Total Runtime = GPU Activities Runtime + CUDA API Runtime // Assuming that the application is GPU-intensive.
First question, in common use cases, is this assumption true? (Another way of asking is is that true that, in the nvprof report, the GPU activity of kernel A does not overlap with the CUDA API (especially the synchronization call) of kernel A?)
Imagine that we have a large kernel A and a small kernel B. It is obvious that the GPU kernel time of A will be greater than B. But what about the time for “cudaDeviceSynchronize” calls?
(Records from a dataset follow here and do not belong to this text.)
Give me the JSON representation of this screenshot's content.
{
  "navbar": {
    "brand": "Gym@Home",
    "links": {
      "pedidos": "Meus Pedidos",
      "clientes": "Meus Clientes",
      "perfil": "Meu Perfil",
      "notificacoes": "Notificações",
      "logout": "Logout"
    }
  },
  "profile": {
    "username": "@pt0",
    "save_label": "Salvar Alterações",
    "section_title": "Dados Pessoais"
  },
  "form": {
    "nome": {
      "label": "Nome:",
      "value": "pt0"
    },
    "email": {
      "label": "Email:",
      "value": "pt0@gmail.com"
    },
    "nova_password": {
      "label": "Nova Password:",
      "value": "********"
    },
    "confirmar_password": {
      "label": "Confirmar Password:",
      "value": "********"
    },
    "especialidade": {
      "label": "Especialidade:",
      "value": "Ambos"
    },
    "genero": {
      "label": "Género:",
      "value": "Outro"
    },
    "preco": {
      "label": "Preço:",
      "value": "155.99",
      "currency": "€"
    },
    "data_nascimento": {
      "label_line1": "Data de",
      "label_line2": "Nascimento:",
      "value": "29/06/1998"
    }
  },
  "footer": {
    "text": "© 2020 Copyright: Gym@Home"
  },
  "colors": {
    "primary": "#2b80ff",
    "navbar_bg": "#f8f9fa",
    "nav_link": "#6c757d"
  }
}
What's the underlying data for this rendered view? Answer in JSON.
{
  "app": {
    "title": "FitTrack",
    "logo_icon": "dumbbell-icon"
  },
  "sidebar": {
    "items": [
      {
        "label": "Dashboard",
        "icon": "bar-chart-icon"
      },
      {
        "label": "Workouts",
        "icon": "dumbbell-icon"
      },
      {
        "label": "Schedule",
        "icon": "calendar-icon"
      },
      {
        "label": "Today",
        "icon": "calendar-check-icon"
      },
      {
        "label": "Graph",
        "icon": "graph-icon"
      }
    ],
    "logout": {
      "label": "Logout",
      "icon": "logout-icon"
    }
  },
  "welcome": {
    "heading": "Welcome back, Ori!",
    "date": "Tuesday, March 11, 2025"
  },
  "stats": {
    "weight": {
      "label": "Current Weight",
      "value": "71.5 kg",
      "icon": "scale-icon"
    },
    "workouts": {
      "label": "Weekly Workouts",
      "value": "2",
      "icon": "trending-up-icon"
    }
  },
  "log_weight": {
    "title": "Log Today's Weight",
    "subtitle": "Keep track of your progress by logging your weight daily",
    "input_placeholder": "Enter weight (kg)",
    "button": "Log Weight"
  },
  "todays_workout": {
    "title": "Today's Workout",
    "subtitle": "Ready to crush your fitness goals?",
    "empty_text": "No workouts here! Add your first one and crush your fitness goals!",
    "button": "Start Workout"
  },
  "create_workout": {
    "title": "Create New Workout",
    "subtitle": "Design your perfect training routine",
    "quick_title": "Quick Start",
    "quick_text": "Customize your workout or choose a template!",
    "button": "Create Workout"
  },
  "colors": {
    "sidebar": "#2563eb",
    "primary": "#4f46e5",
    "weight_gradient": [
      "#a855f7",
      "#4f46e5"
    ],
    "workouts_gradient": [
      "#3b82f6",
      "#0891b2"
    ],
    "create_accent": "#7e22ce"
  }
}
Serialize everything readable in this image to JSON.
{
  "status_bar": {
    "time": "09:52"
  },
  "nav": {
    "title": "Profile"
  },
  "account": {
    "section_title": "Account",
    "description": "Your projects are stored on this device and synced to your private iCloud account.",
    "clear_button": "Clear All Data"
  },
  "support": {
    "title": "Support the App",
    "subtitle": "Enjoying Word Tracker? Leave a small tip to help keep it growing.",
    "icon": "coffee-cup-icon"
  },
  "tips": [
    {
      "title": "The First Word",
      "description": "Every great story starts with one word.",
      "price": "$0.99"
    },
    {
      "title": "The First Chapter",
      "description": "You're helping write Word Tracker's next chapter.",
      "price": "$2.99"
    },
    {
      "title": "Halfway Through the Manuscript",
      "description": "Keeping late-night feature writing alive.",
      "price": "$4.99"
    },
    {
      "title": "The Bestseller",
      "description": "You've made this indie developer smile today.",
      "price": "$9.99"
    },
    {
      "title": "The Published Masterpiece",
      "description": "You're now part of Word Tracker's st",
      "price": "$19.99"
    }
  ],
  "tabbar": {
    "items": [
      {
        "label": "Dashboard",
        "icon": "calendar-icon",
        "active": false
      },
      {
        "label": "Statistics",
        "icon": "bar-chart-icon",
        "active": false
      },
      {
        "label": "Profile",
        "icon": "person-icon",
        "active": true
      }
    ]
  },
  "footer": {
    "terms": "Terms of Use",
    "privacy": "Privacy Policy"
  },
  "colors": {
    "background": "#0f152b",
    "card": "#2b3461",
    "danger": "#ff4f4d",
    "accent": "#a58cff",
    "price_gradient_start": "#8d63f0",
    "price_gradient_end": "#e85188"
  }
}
Is it always guaranteed that A will spend more time synchronizing compared with B? What factors determine the length of cudaDeviceSynchronize calls?
Suppose that we have the following program:
float * a, b, c; time_T tic, toc, t_A, t_B; tic = time(); kernel_A <<< ... >>> (a, b, c); cudaDeviceSynchronize(); toc = time(); t_A = toc - tic; tic = time() kernel_B <<< ... >>> (a, b, c); cudaDeviceSynchronize(); toc = time(); t_B = toc - tic;
Let us assume that kernel_B does the elementwise computation c = a + b and kernel_A does the same thing, except for 10 iterations.
Obviously, from our perspective, kernel_A should take longer time to execute compared with kernel_B (i.e. t_A > t_B). The problem is, why does it take longer to execute kernel_A?
According to the runtime formula given by nvprof, which states that Total Runtime = GPU Kernel Runtime + CUDA API Runtime, there are three possible explanations:
- kernel_A has longer GPU Kernel Runtime.
- kernel_A has longer CUDA API Runtime (i.e. cudaDeviceSynchronize).
- kernel_A is longer in both components.
Second question, which one of the above explanations is right and why?